In the previous installment we were able to express that during the propagation of sound, it may encounter a series of obstacles on its way, which cause other intrinsic phenomena to take place, such as reflection (specular or diffuse), analyzed in a general way in the last installment, but also developing other phenomena such as absorption and transmission of sound in the incidence of these bodies or objects.
Each object or body around us is structured by a series of particles or elements that can absorb all or part of the sound waves that impact or impact on them, my dear readers it is important to note that when the sound impacts on a certain surface, a part of its energy will be reflected (as we noticed in the previous publication), a part of its energy is going to be reflected (as we could notice in the previous publication) however, there is another part of this energy that dissipates, and this action, it does it in the form of heat due to the continuous frictions generated with the object or body with which they impact, this makes us express that this energy is not reflected or transmitted only is absorbed.
Sound ray absorption
When we refer to the phenomenon of sound absorption we are referring to the dissipation of energy in the form of heat, and this occurs due to the impact of sound waves with the various bodies or objects that are achieved in its path, and thus, the other remaining energy is reflected or transmitted from one material space to another, and the transmission of sound we will be talking in a general way in a next installment.
To understand more clearly we can say that if we have two media such as A and B, and these separated by an obstacle where the sound waves try to pass from A to B, then, before reaching the medium B these sound waves will impact with the obstacle, if the obstacle has particles totally absorbent of the dissipated energy of the sound, then, the sound will not pass to medium B, and this dissipation of energy occurs due to the friction of the sound waves with the component particles of the object, and the rest of the energy will be reflected and return to the initial medium.

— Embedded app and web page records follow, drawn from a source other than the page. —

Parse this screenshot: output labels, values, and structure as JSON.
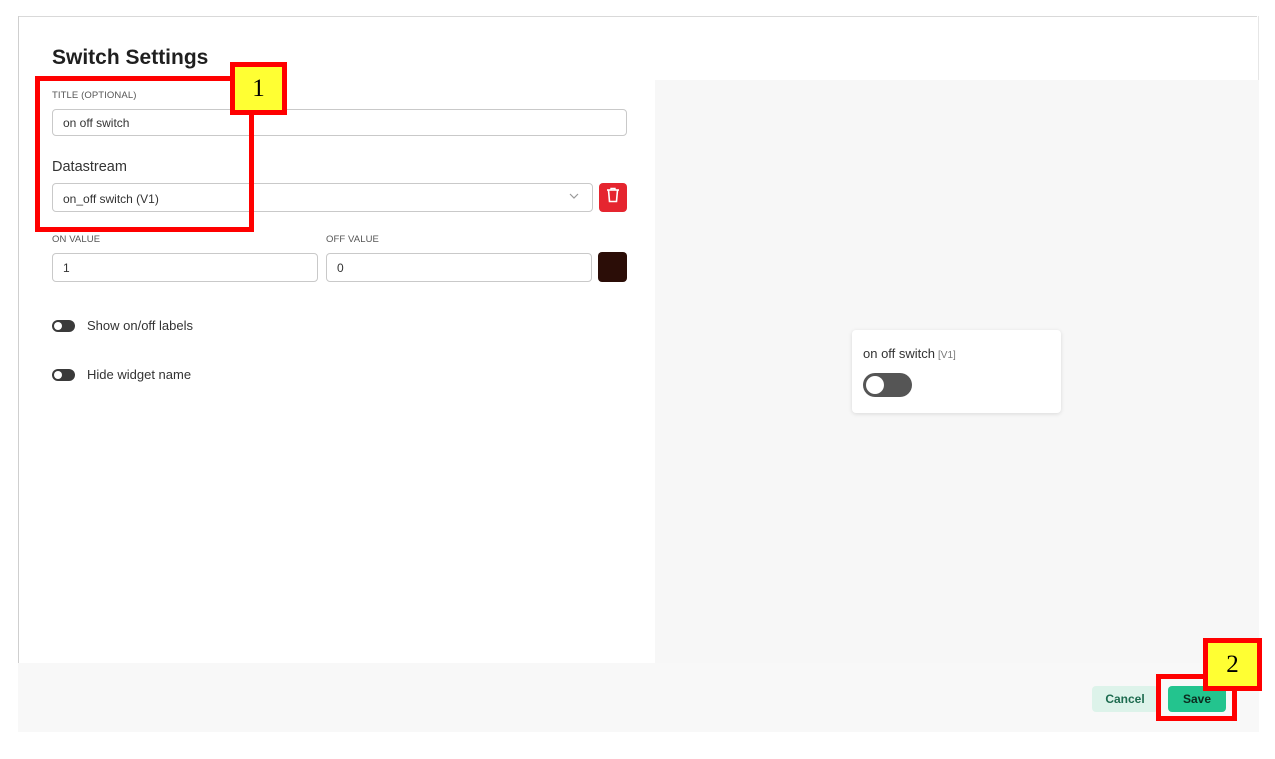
{
  "dialog": {
    "title": "Switch Settings"
  },
  "form": {
    "title_label": "TITLE (OPTIONAL)",
    "title_value": "on off switch",
    "datastream_label": "Datastream",
    "datastream_value": "on_off switch (V1)",
    "on_value_label": "ON VALUE",
    "on_value": "1",
    "off_value_label": "OFF VALUE",
    "off_value": "0",
    "show_labels_text": "Show on/off labels",
    "hide_name_text": "Hide widget name",
    "color_swatch": "#2b0d07"
  },
  "preview": {
    "widget_title": "on off switch",
    "widget_datastream": "[V1]"
  },
  "footer": {
    "cancel_label": "Cancel",
    "save_label": "Save"
  },
  "annotations": [
    {
      "label": "1"
    },
    {
      "label": "2"
    }
  ],
  "colors": {
    "accent": "#23c48e",
    "danger": "#e5252f",
    "annotation": "#ff0000",
    "annotation_fill": "#ffff33"
  }
}
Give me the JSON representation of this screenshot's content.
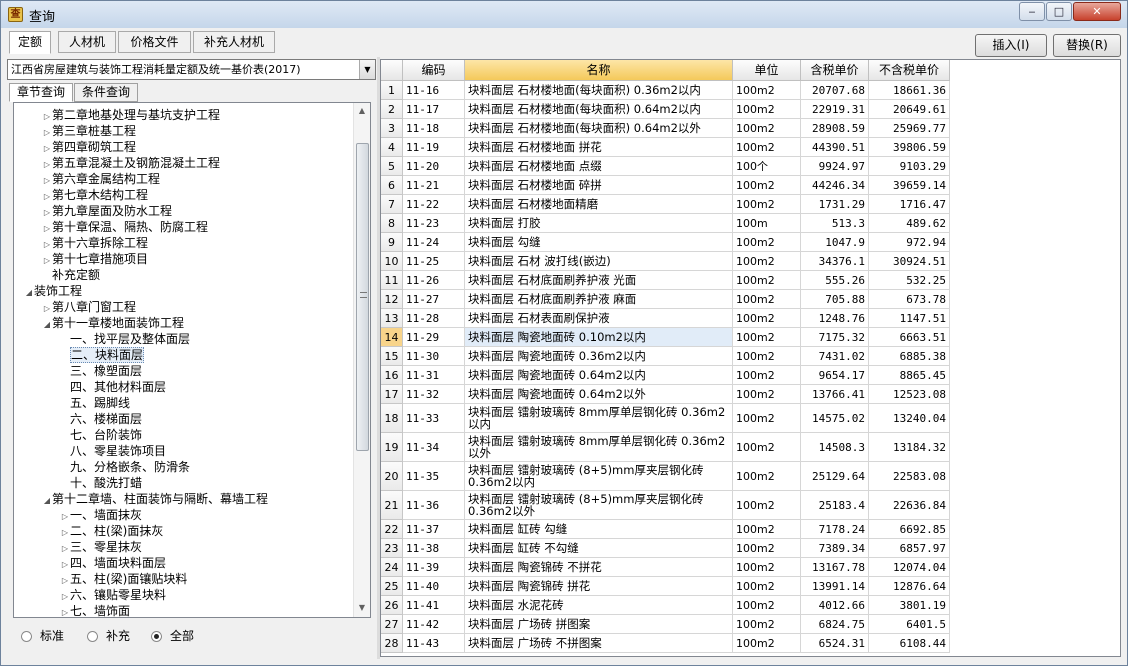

Figure 1. Sound absorption
In the previous figure 1 you could notice how a part of the energy of the sound waves were reflected to the same initial medium and the other energy was absorbed by the obstacle, therefore, the obstacle can be considered as sound insulator since it does not allow it to reach medium B, however, there are materials that let a portion of sound pass from one medium to another, which develops the phenomenon of transmission and we will talk about this in another installment.
My dear readers, it is important to keep in mind that each obstacle to the propagation of sound will have certain elements that will give particular absorption coefficients to each of them, and this will also depend on the frequency with which the sound propagates through these obstacles.
In this way we can express that the absorption coefficient of a given material constituent of a body or object, will tell us how much energy it will absorb from the sound waves, therefore, we have the following relationship.
This coefficient is related to its natural composition, i.e., porosity, thickness, density, among other unique or particular characteristics of any constituent material of those obstacles to sound waves when propagating from one material medium to another.
Constantly our ears are reliable witnesses of the innumerable sounds originated in our environment, and these can come from both natural or artificial sources, the important thing is to take into account the phenomenon of sound to originate must occur a vibration of the component particles of a given body.
Sound waves when emitted travel from one space-time to another, therefore, this means that they may encounter a series of obstacles on their way that in one way or another influence their normal propagation, as we have seen with the development of sound reflection and sound absorption, the latter being analyzed in general terms in this article.
Until another installment, my dear Hive.blog readers.
Note: All images are my own and were created using Power Point and the animated gif was created with the PhotoScape application.